### Exercise objective
For the records below, give the count of lines holding the word "address" and nothing more.

══ Input

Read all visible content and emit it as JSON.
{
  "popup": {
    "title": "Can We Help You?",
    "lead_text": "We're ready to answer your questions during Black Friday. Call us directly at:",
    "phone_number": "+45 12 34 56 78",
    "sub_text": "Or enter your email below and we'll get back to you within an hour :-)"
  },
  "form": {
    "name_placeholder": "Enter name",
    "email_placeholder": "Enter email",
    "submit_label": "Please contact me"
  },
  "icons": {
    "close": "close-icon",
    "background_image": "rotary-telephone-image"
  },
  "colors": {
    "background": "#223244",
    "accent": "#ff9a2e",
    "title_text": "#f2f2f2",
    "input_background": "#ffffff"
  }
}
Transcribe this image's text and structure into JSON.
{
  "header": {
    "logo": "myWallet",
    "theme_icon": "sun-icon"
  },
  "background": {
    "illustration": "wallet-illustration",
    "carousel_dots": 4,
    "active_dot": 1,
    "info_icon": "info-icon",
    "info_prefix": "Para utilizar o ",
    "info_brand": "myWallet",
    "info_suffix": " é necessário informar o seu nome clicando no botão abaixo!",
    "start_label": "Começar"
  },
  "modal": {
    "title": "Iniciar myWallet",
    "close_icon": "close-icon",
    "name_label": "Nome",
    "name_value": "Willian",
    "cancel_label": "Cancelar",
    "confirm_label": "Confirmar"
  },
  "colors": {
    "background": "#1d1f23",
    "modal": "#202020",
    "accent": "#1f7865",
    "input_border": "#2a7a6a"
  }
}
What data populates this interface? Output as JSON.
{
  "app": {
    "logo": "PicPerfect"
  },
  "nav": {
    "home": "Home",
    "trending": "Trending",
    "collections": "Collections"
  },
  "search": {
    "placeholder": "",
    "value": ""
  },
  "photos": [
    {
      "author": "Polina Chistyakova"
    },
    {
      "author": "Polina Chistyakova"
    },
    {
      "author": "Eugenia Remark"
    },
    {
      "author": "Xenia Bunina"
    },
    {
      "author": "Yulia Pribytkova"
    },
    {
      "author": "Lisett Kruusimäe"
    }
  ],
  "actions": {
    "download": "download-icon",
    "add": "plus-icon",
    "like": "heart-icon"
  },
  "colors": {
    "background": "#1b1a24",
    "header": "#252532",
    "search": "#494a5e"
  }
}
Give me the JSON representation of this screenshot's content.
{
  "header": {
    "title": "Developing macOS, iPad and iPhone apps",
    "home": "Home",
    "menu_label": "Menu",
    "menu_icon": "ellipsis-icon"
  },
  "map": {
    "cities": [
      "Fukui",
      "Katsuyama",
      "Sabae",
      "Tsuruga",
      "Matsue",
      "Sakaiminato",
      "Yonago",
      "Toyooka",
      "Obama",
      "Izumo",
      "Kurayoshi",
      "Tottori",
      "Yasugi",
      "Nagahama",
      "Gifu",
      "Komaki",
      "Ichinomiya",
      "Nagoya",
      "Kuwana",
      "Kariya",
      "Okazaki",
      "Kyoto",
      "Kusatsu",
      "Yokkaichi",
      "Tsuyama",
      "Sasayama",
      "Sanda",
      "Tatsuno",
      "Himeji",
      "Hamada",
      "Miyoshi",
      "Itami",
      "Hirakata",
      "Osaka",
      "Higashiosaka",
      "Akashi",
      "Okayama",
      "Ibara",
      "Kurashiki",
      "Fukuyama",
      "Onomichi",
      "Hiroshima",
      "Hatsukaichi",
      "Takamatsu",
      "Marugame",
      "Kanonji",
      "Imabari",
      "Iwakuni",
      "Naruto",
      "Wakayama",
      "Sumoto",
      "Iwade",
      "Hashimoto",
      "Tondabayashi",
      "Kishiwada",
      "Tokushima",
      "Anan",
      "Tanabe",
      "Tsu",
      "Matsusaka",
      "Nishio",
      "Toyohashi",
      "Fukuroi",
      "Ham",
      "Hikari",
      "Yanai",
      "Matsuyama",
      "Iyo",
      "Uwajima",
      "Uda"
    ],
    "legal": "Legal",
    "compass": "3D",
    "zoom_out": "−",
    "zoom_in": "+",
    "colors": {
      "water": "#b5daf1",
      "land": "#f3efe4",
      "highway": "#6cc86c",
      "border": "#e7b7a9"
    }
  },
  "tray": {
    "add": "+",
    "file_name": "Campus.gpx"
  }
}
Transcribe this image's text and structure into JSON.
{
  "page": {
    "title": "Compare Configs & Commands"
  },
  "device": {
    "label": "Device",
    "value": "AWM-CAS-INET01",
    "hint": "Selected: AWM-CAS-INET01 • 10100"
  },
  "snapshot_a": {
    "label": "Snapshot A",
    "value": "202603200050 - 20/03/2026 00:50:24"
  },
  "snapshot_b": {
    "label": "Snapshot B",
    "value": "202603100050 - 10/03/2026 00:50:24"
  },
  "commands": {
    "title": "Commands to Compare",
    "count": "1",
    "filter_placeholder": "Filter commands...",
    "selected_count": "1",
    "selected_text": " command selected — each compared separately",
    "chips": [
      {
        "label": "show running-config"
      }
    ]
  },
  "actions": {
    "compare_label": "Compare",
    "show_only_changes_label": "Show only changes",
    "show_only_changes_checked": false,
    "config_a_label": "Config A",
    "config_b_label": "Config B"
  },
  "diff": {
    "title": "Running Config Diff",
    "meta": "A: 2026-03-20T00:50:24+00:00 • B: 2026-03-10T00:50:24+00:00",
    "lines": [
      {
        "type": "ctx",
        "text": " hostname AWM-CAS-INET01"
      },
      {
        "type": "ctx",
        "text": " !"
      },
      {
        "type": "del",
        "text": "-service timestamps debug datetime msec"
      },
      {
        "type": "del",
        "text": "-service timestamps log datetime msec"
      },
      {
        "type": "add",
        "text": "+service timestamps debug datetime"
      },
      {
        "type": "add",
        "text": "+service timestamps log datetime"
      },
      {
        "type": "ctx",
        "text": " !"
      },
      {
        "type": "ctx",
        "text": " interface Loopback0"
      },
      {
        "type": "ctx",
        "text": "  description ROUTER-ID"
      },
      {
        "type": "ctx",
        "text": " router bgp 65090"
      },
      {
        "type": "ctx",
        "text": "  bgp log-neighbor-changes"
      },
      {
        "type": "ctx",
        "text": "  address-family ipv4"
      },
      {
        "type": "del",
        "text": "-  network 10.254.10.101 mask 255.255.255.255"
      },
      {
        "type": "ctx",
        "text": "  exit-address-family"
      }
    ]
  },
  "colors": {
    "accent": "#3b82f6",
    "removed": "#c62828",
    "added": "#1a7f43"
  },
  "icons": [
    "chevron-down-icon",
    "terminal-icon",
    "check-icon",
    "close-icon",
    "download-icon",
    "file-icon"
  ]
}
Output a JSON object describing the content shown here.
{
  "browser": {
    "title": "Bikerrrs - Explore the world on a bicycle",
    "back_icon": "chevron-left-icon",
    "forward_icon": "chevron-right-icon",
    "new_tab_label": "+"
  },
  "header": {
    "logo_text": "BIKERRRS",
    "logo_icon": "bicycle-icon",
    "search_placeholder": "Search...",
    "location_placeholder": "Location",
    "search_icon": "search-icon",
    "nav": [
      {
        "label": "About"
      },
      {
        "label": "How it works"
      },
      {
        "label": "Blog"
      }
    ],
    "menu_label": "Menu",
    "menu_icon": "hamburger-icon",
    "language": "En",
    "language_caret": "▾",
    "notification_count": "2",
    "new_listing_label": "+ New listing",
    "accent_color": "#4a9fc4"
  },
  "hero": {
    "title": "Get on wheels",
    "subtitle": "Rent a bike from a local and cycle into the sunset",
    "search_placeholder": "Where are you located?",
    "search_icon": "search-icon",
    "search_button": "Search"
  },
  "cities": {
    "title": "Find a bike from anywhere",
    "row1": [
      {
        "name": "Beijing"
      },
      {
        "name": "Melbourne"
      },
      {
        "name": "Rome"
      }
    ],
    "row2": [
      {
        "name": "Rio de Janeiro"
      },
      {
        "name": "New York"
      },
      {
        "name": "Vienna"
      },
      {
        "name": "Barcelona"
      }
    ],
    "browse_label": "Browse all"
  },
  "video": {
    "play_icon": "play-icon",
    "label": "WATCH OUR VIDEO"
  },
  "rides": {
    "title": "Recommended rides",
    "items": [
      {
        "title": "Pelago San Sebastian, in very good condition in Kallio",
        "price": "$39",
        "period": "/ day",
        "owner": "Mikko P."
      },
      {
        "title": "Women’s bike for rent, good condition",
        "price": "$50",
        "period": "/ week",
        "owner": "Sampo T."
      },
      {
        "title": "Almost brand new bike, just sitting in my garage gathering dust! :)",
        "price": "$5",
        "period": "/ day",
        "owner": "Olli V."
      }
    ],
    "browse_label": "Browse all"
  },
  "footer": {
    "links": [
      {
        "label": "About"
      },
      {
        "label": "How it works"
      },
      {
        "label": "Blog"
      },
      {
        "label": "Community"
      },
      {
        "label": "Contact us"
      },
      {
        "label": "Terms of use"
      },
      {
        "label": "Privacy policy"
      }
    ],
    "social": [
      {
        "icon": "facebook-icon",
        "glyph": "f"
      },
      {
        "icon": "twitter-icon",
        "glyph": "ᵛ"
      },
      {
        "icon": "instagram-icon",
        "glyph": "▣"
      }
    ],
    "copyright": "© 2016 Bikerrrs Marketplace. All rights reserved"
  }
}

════

### Response to this task
2